• _WORK INSTRUCTION_: Reproduce the entries. Match every word.
START GIVEN INFORMATION
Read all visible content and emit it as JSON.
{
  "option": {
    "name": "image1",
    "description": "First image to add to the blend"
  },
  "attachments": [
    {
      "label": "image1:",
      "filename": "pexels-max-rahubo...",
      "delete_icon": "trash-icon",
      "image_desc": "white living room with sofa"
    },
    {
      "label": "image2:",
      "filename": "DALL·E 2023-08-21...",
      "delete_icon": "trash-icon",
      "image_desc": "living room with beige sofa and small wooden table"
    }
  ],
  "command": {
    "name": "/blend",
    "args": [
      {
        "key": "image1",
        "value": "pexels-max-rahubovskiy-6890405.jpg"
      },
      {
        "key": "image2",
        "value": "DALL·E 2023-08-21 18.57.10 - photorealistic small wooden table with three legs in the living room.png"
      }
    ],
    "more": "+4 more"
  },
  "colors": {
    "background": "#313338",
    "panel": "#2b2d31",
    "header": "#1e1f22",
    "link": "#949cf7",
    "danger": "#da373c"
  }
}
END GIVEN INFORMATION
• _YOUR SOLUTION_:
Read all visible content and emit it as JSON.
{
  "option": {
    "name": "image1",
    "description": "First image to add to the blend"
  },
  "attachments": [
    {
      "label": "image1:",
      "filename": "pexels-max-rahubo...",
      "delete_icon": "trash-icon",
      "image_desc": "white living room with sofa"
    },
    {
      "label": "image2:",
      "filename": "DALL·E 2023-08-21...",
      "delete_icon": "trash-icon",
      "image_desc": "living room with beige sofa and small wooden table"
    }
  ],
  "command": {
    "name": "/blend",
    "args": [
      {
        "key": "image1",
        "value": "pexels-max-rahubovskiy-6890405.jpg"
      },
      {
        "key": "image2",
        "value": "DALL·E 2023-08-21 18.57.10 - photorealistic small wooden table with three legs in the living room.png"
      }
    ],
    "more": "+4 more"
  },
  "colors": {
    "background": "#313338",
    "panel": "#2b2d31",
    "header": "#1e1f22",
    "link": "#949cf7",
    "danger": "#da373c"
  }
}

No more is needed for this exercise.